activity or we lose them. Nature, can
not no beaten. Jt wl not s and foe
any hypocrncy. Carlylo brings out
this point In "Sartor ltrttartust"
"Produce, produce! wero it but the
Infinitesimal of a product, produce
It In flod's namel TIs the utmost
thorn Is In tho world: out with It
"Our religion for Its verv effecting.
ness demonds same thing, flovernor
Alien waa aiKen arter his conversion
why he won not brought Into the
church Ihrounh tha res-tilsr MnHru
nr work Instead of waltlnr until
rillly Sunday came to his city. Ills
reply was that ho nover saw enough
dlffrrenco between the Uvea of the
Christian people about him and hi
to make him feel that he needed
Christianity. He Illustrated It by
tolling of a friend who cme to him
iu many others did tn uk him
accept Christ. Ho asked Ms friend
wny ho did not lilmnetf imni iii
The friend snld he hn i u-!
Tieforn. Then Allen kd what
benefit thero could b'. In It. "For."
said ho to his friend, "you have been
with mo evervwhem r iiv i
and done nvervthlmr that
. " "iui oo something In our
Uvea different from what men en
get from any other amiri- I- ,.i,.
the Ilfo desirable to men who aro
fR. R. Smith'
(A. D. Smith'
J.'iV .me!lJ ."",r nrnr 'fern tha Win
lIMs. to 149 Wmi fourth atraaL batwaan
Mapulpa tnlarurban atation ana Qu of.
flc. J-hona Uaasa lilt.
DR. LAMB DIN
The Otfle Trralmrnt of JUrlal DlaMwea
Olllra llonrat tn to II, I to 4.
Hundaya by appointment,
rlulte 4 Hllaa llldf,
Ufflrai )Me anil lUaldmta Otaca 114
Stanley C. Edmister
01-2 Kennedy llulldlng
Phonea Office 1394 Ilesldence 44J1
THE CHILDREN'S DAY
717 SOUTH Clli:Vl-."NNI5
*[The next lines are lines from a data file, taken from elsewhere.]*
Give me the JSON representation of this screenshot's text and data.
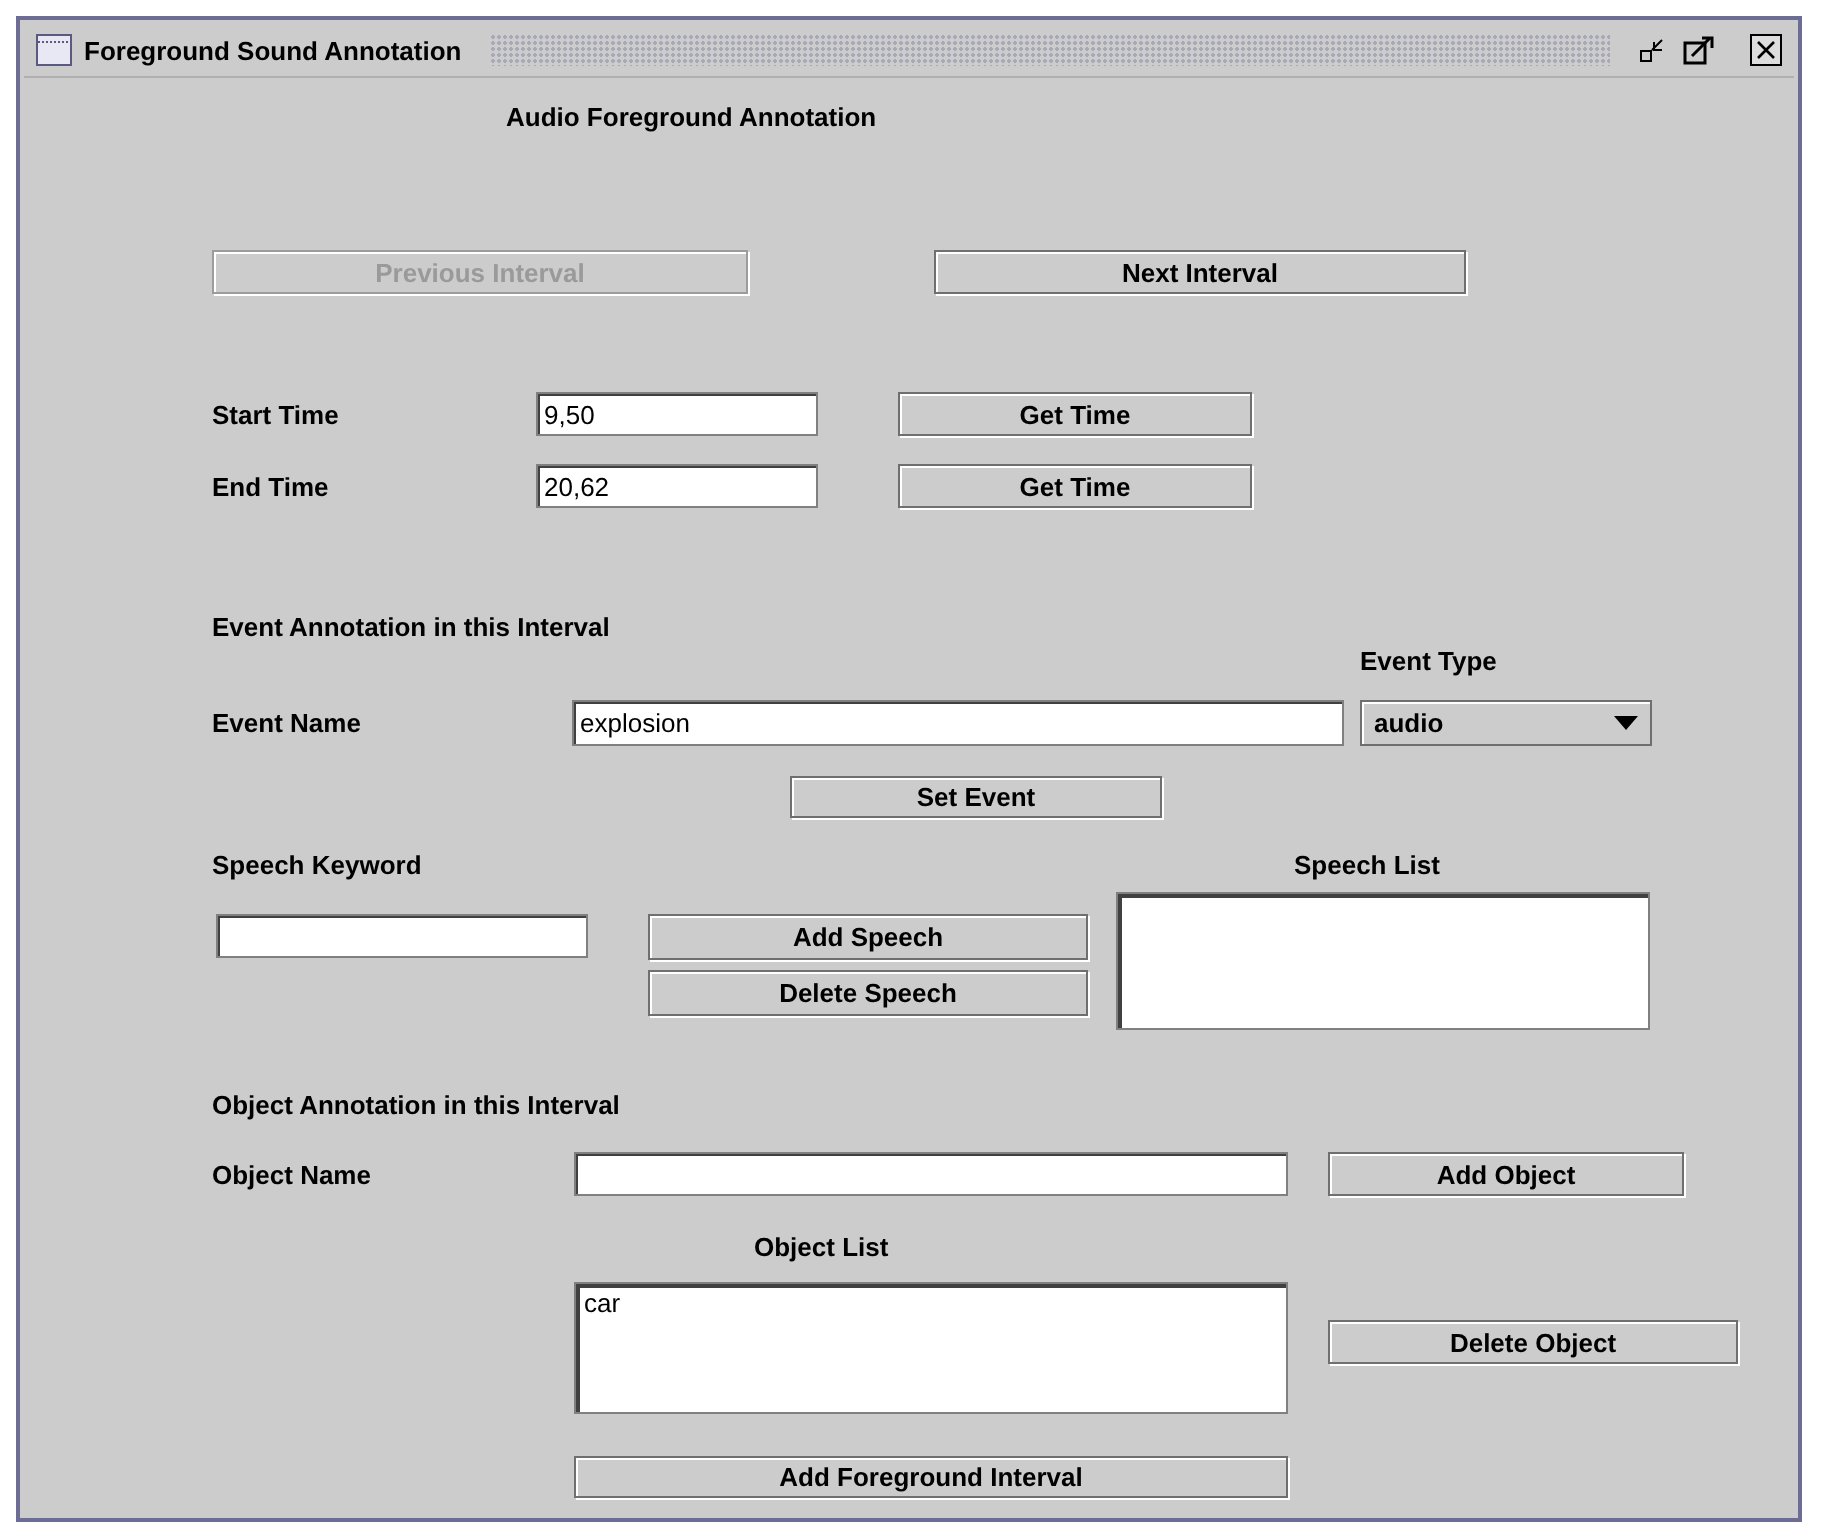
{
  "window": {
    "title": "Foreground Sound Annotation"
  },
  "heading": "Audio Foreground Annotation",
  "navigation": [
    {
      "label": "Previous Interval",
      "disabled": true
    },
    {
      "label": "Next Interval",
      "disabled": false
    }
  ],
  "times": [
    {
      "label": "Start Time",
      "value": "9,50",
      "button": "Get Time"
    },
    {
      "label": "End Time",
      "value": "20,62",
      "button": "Get Time"
    }
  ],
  "event": {
    "section": "Event Annotation in this Interval",
    "type_label": "Event Type",
    "name_label": "Event Name",
    "name_value": "explosion",
    "type_value": "audio",
    "set_button": "Set Event"
  },
  "speech": {
    "keyword_label": "Speech Keyword",
    "list_label": "Speech List",
    "add_button": "Add Speech",
    "delete_button": "Delete Speech"
  },
  "object": {
    "section": "Object Annotation in this Interval",
    "name_label": "Object Name",
    "add_button": "Add Object",
    "list_label": "Object List",
    "items": [
      "car"
    ],
    "delete_button": "Delete Object"
  },
  "add_interval_button": "Add Foreground Interval"
}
Children Cared for During Working
or Shopping Hours.
Samuel A. Boorstin
Attorney nncl Counsellor
Now located 8J5-26-27 Mayo Illdg,
Iaw of Oil and Oas
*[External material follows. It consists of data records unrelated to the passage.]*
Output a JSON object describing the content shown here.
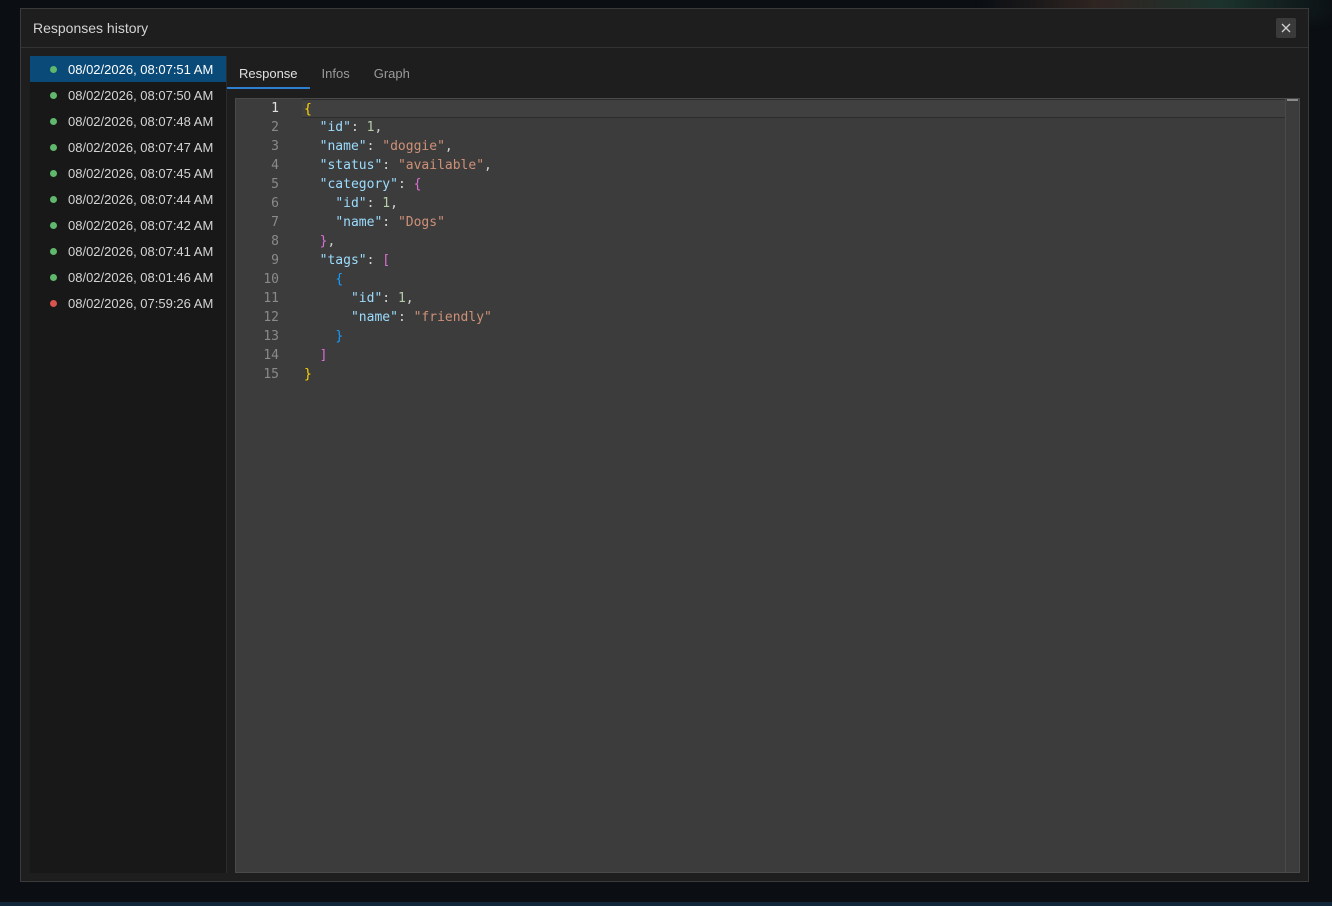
{
  "dialog": {
    "title": "Responses history"
  },
  "colors": {
    "success": "#5fb86b",
    "error": "#d9534f",
    "selected_bg": "#0a4a78",
    "accent": "#2f7fd0"
  },
  "history": [
    {
      "timestamp": "08/02/2026, 08:07:51 AM",
      "status": "success",
      "selected": true
    },
    {
      "timestamp": "08/02/2026, 08:07:50 AM",
      "status": "success"
    },
    {
      "timestamp": "08/02/2026, 08:07:48 AM",
      "status": "success"
    },
    {
      "timestamp": "08/02/2026, 08:07:47 AM",
      "status": "success"
    },
    {
      "timestamp": "08/02/2026, 08:07:45 AM",
      "status": "success"
    },
    {
      "timestamp": "08/02/2026, 08:07:44 AM",
      "status": "success"
    },
    {
      "timestamp": "08/02/2026, 08:07:42 AM",
      "status": "success"
    },
    {
      "timestamp": "08/02/2026, 08:07:41 AM",
      "status": "success"
    },
    {
      "timestamp": "08/02/2026, 08:01:46 AM",
      "status": "success"
    },
    {
      "timestamp": "08/02/2026, 07:59:26 AM",
      "status": "error"
    }
  ],
  "tabs": [
    {
      "label": "Response",
      "active": true
    },
    {
      "label": "Infos"
    },
    {
      "label": "Graph"
    }
  ],
  "editor": {
    "current_line": 1,
    "lines": [
      [
        [
          "b1",
          "{"
        ]
      ],
      [
        [
          "p",
          "  "
        ],
        [
          "k",
          "\"id\""
        ],
        [
          "p",
          ": "
        ],
        [
          "n",
          "1"
        ],
        [
          "p",
          ","
        ]
      ],
      [
        [
          "p",
          "  "
        ],
        [
          "k",
          "\"name\""
        ],
        [
          "p",
          ": "
        ],
        [
          "s",
          "\"doggie\""
        ],
        [
          "p",
          ","
        ]
      ],
      [
        [
          "p",
          "  "
        ],
        [
          "k",
          "\"status\""
        ],
        [
          "p",
          ": "
        ],
        [
          "s",
          "\"available\""
        ],
        [
          "p",
          ","
        ]
      ],
      [
        [
          "p",
          "  "
        ],
        [
          "k",
          "\"category\""
        ],
        [
          "p",
          ": "
        ],
        [
          "b2",
          "{"
        ]
      ],
      [
        [
          "p",
          "    "
        ],
        [
          "k",
          "\"id\""
        ],
        [
          "p",
          ": "
        ],
        [
          "n",
          "1"
        ],
        [
          "p",
          ","
        ]
      ],
      [
        [
          "p",
          "    "
        ],
        [
          "k",
          "\"name\""
        ],
        [
          "p",
          ": "
        ],
        [
          "s",
          "\"Dogs\""
        ]
      ],
      [
        [
          "p",
          "  "
        ],
        [
          "b2",
          "}"
        ],
        [
          "p",
          ","
        ]
      ],
      [
        [
          "p",
          "  "
        ],
        [
          "k",
          "\"tags\""
        ],
        [
          "p",
          ": "
        ],
        [
          "b2",
          "["
        ]
      ],
      [
        [
          "p",
          "    "
        ],
        [
          "b3",
          "{"
        ]
      ],
      [
        [
          "p",
          "      "
        ],
        [
          "k",
          "\"id\""
        ],
        [
          "p",
          ": "
        ],
        [
          "n",
          "1"
        ],
        [
          "p",
          ","
        ]
      ],
      [
        [
          "p",
          "      "
        ],
        [
          "k",
          "\"name\""
        ],
        [
          "p",
          ": "
        ],
        [
          "s",
          "\"friendly\""
        ]
      ],
      [
        [
          "p",
          "    "
        ],
        [
          "b3",
          "}"
        ]
      ],
      [
        [
          "p",
          "  "
        ],
        [
          "b2",
          "]"
        ]
      ],
      [
        [
          "b1",
          "}"
        ]
      ]
    ]
  }
}
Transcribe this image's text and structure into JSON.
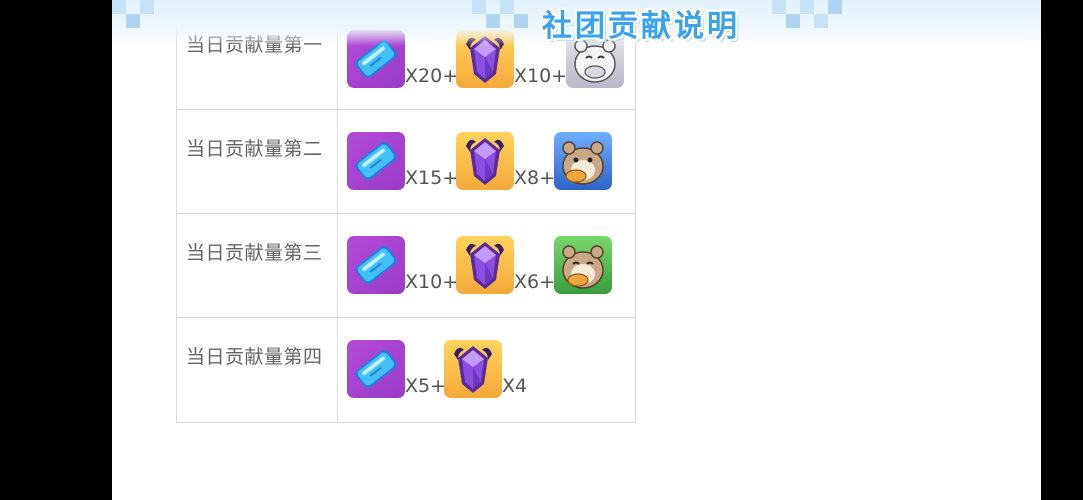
{
  "header": {
    "title": "社团贡献说明"
  },
  "rows": [
    {
      "rank": "当日贡献量第一",
      "rewards": [
        {
          "icon": "blue-card-icon",
          "count": "X20+"
        },
        {
          "icon": "purple-crystal-icon",
          "count": "X10+"
        },
        {
          "icon": "white-hamster-icon",
          "count": ""
        }
      ]
    },
    {
      "rank": "当日贡献量第二",
      "rewards": [
        {
          "icon": "blue-card-icon",
          "count": "X15+"
        },
        {
          "icon": "purple-crystal-icon",
          "count": "X8+"
        },
        {
          "icon": "blue-hamster-icon",
          "count": ""
        }
      ]
    },
    {
      "rank": "当日贡献量第三",
      "rewards": [
        {
          "icon": "blue-card-icon",
          "count": "X10+"
        },
        {
          "icon": "purple-crystal-icon",
          "count": "X6+"
        },
        {
          "icon": "green-hamster-icon",
          "count": ""
        }
      ]
    },
    {
      "rank": "当日贡献量第四",
      "rewards": [
        {
          "icon": "blue-card-icon",
          "count": "X5+"
        },
        {
          "icon": "purple-crystal-icon",
          "count": "X4"
        }
      ]
    }
  ]
}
Law of Corporations
DR. JOHN LEE
Vcnerrnl, Kidney, ULsrldrrv
nnl niscuM-M nf Women
11.14 K. Main
DR. IRA ALLISON
IILOOII, SKIN AND
inti TjiH Tlilril Slrwt
KI'.KKATZ AND V. MOOMR
10 Meat Third Street
and the world
laughs with you
and you weep alone
Jt a a- fH-
Join the Majority
K ATIF s
Every Sunday in
Also Polly and Her Pals, Mutt and Jeff, and 'TfUrTno';
Her Name Was Maudethe funniest Comic"0
I Qiirr1orv. ntTf 1rr.11 mrnr cow ownf well
I gas is
illtloncr, Ino and
tan to bo
Id a copy
gaH to bo
r In each
.n nre out
m to what
II play In